# Exercise prompt:
Nothing but the records beneath, reproduced exactly, should appear in the answer.

Web page and app entries
*** Block opens ***

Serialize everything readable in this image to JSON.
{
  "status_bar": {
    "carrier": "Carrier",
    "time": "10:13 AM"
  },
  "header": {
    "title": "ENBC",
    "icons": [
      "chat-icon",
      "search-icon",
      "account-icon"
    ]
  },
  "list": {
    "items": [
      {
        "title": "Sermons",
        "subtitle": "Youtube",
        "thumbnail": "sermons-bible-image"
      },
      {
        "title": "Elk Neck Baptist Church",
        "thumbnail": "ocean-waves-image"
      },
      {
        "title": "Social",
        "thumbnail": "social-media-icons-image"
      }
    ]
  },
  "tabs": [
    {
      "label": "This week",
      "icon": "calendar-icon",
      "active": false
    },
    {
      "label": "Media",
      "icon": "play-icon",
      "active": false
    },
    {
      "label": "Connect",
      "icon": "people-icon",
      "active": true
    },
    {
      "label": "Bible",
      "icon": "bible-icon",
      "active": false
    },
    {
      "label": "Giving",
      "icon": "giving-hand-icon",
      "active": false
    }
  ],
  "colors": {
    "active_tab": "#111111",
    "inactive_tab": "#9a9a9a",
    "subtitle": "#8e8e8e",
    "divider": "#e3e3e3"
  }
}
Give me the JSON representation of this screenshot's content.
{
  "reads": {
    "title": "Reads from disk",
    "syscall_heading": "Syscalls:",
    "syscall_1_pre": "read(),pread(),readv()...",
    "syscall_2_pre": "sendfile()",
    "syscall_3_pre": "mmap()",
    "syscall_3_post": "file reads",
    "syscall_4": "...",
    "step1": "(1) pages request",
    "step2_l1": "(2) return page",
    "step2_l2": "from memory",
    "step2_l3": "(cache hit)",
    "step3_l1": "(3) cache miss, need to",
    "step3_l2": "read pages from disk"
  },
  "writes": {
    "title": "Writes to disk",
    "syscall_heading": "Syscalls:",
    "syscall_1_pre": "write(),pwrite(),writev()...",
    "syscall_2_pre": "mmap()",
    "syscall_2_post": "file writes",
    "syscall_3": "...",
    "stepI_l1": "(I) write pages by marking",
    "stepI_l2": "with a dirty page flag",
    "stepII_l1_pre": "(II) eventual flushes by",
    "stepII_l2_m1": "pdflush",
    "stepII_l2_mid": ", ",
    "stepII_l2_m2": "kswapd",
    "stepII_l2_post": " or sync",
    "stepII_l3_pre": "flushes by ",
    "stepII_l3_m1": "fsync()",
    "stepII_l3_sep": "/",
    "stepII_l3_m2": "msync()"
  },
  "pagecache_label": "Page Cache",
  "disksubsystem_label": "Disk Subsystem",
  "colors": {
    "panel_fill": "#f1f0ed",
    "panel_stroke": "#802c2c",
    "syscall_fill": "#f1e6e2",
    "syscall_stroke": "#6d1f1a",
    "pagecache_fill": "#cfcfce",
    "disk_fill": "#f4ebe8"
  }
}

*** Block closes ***

# Result of this task:
Serialize everything readable in this image to JSON.
{
  "status_bar": {
    "carrier": "Carrier",
    "time": "10:13 AM"
  },
  "header": {
    "title": "ENBC",
    "icons": [
      "chat-icon",
      "search-icon",
      "account-icon"
    ]
  },
  "list": {
    "items": [
      {
        "title": "Sermons",
        "subtitle": "Youtube",
        "thumbnail": "sermons-bible-image"
      },
      {
        "title": "Elk Neck Baptist Church",
        "thumbnail": "ocean-waves-image"
      },
      {
        "title": "Social",
        "thumbnail": "social-media-icons-image"
      }
    ]
  },
  "tabs": [
    {
      "label": "This week",
      "icon": "calendar-icon",
      "active": false
    },
    {
      "label": "Media",
      "icon": "play-icon",
      "active": false
    },
    {
      "label": "Connect",
      "icon": "people-icon",
      "active": true
    },
    {
      "label": "Bible",
      "icon": "bible-icon",
      "active": false
    },
    {
      "label": "Giving",
      "icon": "giving-hand-icon",
      "active": false
    }
  ],
  "colors": {
    "active_tab": "#111111",
    "inactive_tab": "#9a9a9a",
    "subtitle": "#8e8e8e",
    "divider": "#e3e3e3"
  }
}
Give me the JSON representation of this screenshot's content.
{
  "reads": {
    "title": "Reads from disk",
    "syscall_heading": "Syscalls:",
    "syscall_1_pre": "read(),pread(),readv()...",
    "syscall_2_pre": "sendfile()",
    "syscall_3_pre": "mmap()",
    "syscall_3_post": "file reads",
    "syscall_4": "...",
    "step1": "(1) pages request",
    "step2_l1": "(2) return page",
    "step2_l2": "from memory",
    "step2_l3": "(cache hit)",
    "step3_l1": "(3) cache miss, need to",
    "step3_l2": "read pages from disk"
  },
  "writes": {
    "title": "Writes to disk",
    "syscall_heading": "Syscalls:",
    "syscall_1_pre": "write(),pwrite(),writev()...",
    "syscall_2_pre": "mmap()",
    "syscall_2_post": "file writes",
    "syscall_3": "...",
    "stepI_l1": "(I) write pages by marking",
    "stepI_l2": "with a dirty page flag",
    "stepII_l1_pre": "(II) eventual flushes by",
    "stepII_l2_m1": "pdflush",
    "stepII_l2_mid": ", ",
    "stepII_l2_m2": "kswapd",
    "stepII_l2_post": " or sync",
    "stepII_l3_pre": "flushes by ",
    "stepII_l3_m1": "fsync()",
    "stepII_l3_sep": "/",
    "stepII_l3_m2": "msync()"
  },
  "pagecache_label": "Page Cache",
  "disksubsystem_label": "Disk Subsystem",
  "colors": {
    "panel_fill": "#f1f0ed",
    "panel_stroke": "#802c2c",
    "syscall_fill": "#f1e6e2",
    "syscall_stroke": "#6d1f1a",
    "pagecache_fill": "#cfcfce",
    "disk_fill": "#f4ebe8"
  }
}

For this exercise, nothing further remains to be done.